Unless you’re Rip Van Winkle and have been taking a nap for some time, only to awaken and exclaim – what economic crisis? – you’ve been made more than aware of the financial repercussions shaking up the US economy for the past few years. Whether in the countless movies that have seemed to created a brand new genre of recession cinema or the endless news reports, it doesn’t take a rocket scientist to figure out by now that we’re in serious trouble.
Which tends to render Inside Job, the latest entry into this batch of movies, a little like the last horse leaping over the finish line in Secretariat. So the question naturally arises, what if anything does Inside Job director Charles Ferguson bring to the table that’s a new and different, or even helpful revelation.
The answer is, not much really. And actually, the fact that Ferguson himself has been personally involved as a businessman in the financial sector, could shed an additional light on matters. But conversely may tend to leave him stuck in neutral in terms of subjectivity, in contrast to the angrier outsider investigative journalists among his fellow filmmakers in this particular domain.
And while Ferguson seems to have a firmer handle and broader analytical scope when scrutinizing the international situation and prophetically pinpointing signs of the pending crisis back then in reckless banker speculation over in Iceland, there may a tendency to shrug collective audience shoulders with a concurrent response. Something like, uh really.

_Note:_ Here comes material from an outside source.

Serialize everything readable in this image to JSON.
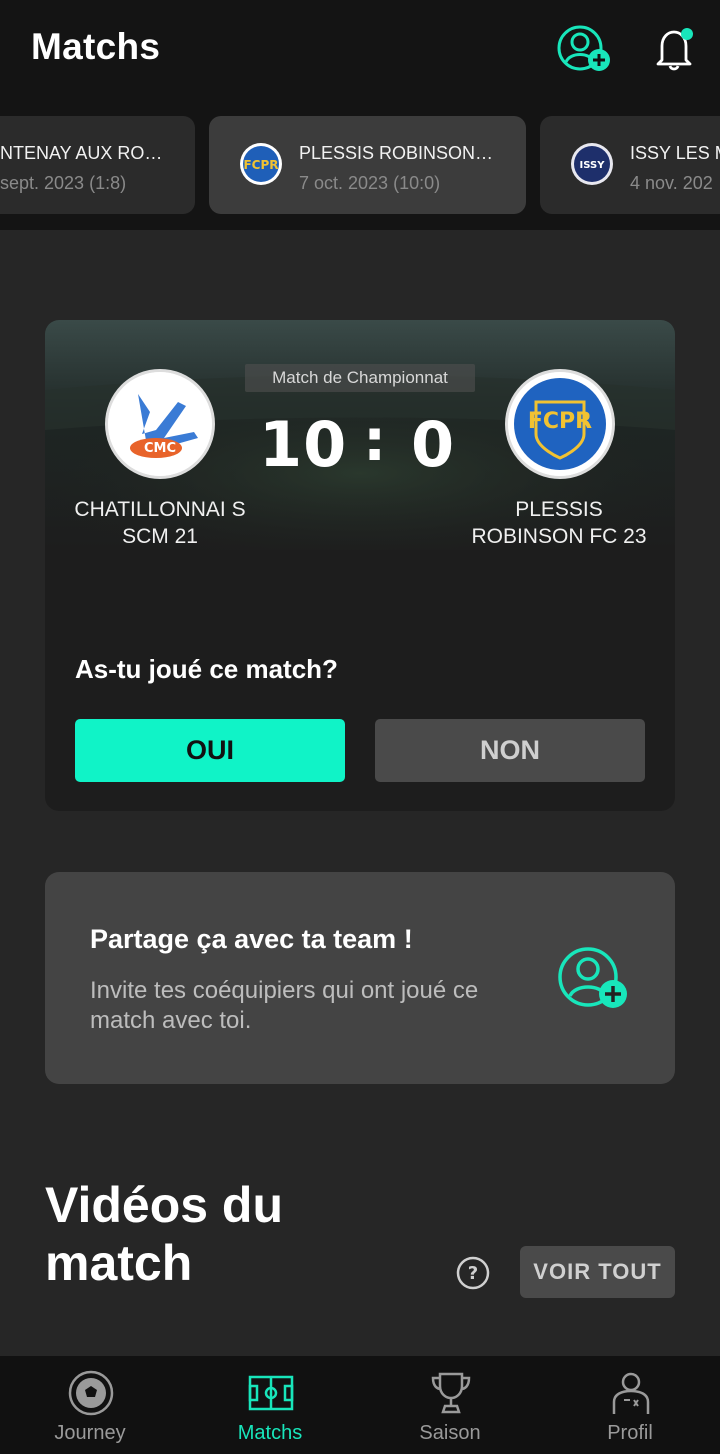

Narrated by Matt Damon and moving around the world between trouble spots in the US and Great Britain to Singapore and China, Inside Job also probes the rise of academic yes men in universities across this country, who have been bought and paid for under the table by corporations to spread their favorable spin. And though there is no shortage or skimping on evidence and concise details contributing to the financial meltdown and the Inside Job that led to no jobs, a little less gotcha cinema and more consideration as to where do we go from here, would have been valuable, indeed essential.
Inside Job does provide one disturbing observation, that the current generation is the first one in US history that will have less education and income than their parents. But Ferguson’s conclusion that more government regulation is in order may be seen as really bad timing, what with the current administration stepping in to clean up the financial sector by handing the corporate suits billions in taxpayer dough to compensate them for their blunders. And this, while declaring just the other day that tending to the surging mass unemployment was not on the government recovery plan agenda.
And the only Tea Party documentary so far covering the same ground, Stephen K. Bannon’s Generation Zero, curiously presents similar evidence, but comes to just the opposite nostalgic pre-capitalist conclusion, that government should mind its own business and not the business of Wall Street. So with Ferguson’s call for a kind of honor system in big business that would theoretically shame the corporate baddies out of existence, we’re left with two equally quixotic points of view. Take your pick.
Sony Pictures Classics
2 [out of 4] stars